- Choose Create Distribution.
- Choose Web, and then choose Get Started.
- Fill in the Origin Settings:
- Origin Domain Name: Type the AWS AppSync origin name from prerequisite 6
- Fill out the Distribution Settings form:
- Alternate Domain Names (CNAMEs): Enter your custom domain names. If you want to include multiple names (for example, sample.app and graphql.sample.app), then list the additional domain names as well.
- SSL Certificate: Choose Custom SSL, and then choose your ACM certificate from the drop-down. If you don’t see the certificate, make sure that it’s in ACM us-east-1 and listed as Issued.
- Choose Create distribution at the end of the page.
- Wait for the distribution to become available before proceeding. This can take up to 30 minutes.
- After the distribution is available, copy the domain name for the distribution. This is located on the Distributions page of the Amazon CloudFront console. It ends in .cloudfront.net.
Test that you can access the AWS AppSync endpoint using the CloudFront domain name. You can do this by using the curl command:
Route 53 setup

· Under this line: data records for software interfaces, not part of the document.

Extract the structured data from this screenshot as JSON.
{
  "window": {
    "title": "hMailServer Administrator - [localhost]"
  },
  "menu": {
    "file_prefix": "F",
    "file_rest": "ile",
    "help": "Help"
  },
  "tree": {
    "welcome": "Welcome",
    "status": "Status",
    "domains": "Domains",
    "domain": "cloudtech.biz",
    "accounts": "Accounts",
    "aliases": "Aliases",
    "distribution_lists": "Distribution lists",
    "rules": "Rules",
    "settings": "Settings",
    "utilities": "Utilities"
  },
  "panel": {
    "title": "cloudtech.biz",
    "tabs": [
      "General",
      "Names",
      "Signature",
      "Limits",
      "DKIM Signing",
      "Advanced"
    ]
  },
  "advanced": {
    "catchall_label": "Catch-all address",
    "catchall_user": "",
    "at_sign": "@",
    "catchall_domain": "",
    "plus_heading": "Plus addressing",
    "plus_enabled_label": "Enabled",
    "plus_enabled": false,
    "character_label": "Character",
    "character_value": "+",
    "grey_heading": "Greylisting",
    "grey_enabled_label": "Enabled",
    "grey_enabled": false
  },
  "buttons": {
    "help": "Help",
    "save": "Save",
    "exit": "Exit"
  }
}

Next, configure Amazon Route 53 for your domain. Note that you can’t host your DNS elsewhere in this case. CloudFront and Route 53 work together to provide custom domain support.

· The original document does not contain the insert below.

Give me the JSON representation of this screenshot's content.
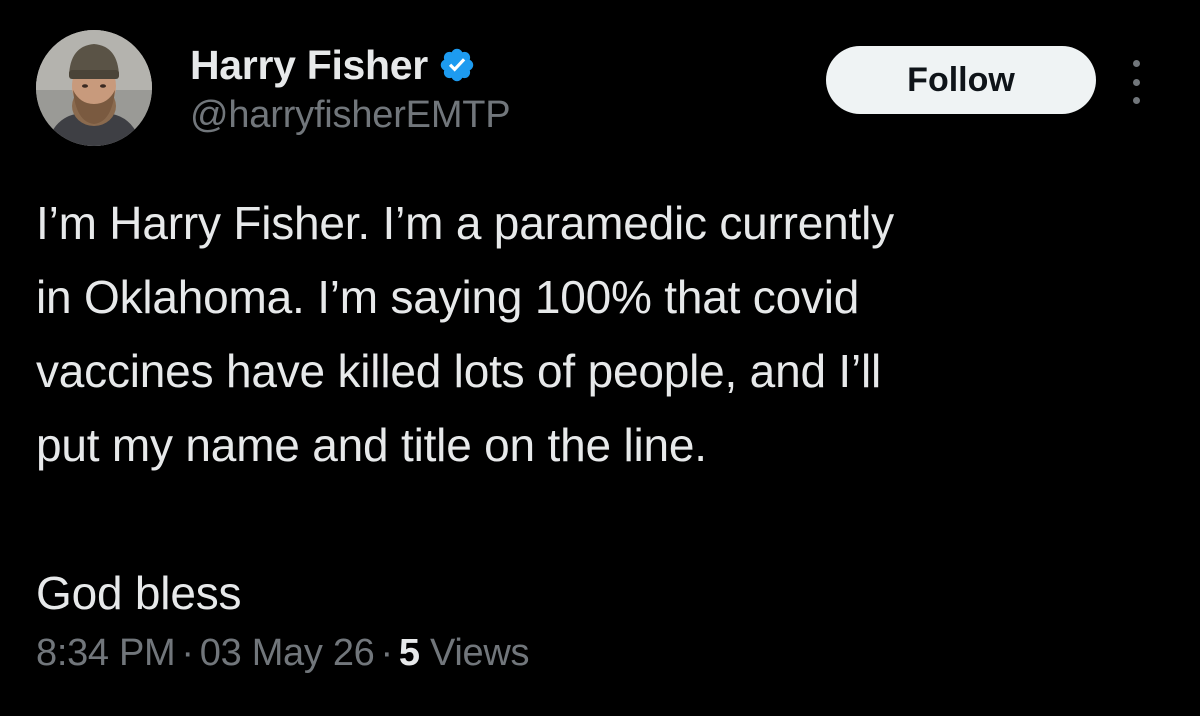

- Open the Amazon Route 53 console.
- Choose Create Hosted Zone.
- Type the Domain Name as “sample app” (your domain).
- Choose Create.
- Choose the domian name that you just created.
- Choose Create Record Set.
- Fill in the form:
- Type: A – IPv4 Address
- Alias: Yes
- Alias Target: Your CloudFront domain name
- Routing Policy: Simple
- Choose Save.
- Select the NS record set. Copy the four values that are listed.
- Update the name server list for your domain with the four name servers from the NS record set. You need to do this with the DNS registrar where you purchased the domain. You might have to remove the trailing ‘.’ when you update the name servers.
- It can take some time for DNS propagation to happen (anywhere from 30 minutes to a day). Ensure that your name servers are updated before continuing.
After the process is complete, you can test your AWS AppSync endpoint again:
If you see any errors that indicate a domain problem (for example, host not found or DNS failed), then it’s likely that DNS propagation hasn’t happened properly yet. DNS propagation is under the control of your DNS registrar.
This article was contributed by Rohan Deshpande. Rohan is the architect/lead for AWS AppSync and GraphQL, AWS Device Farm, Amazon Pinpoint, AWS SNS, push notifications, AWS mobile SDKs, and AWS Amplify at Amazon Web Services. You can follow him on Twitter.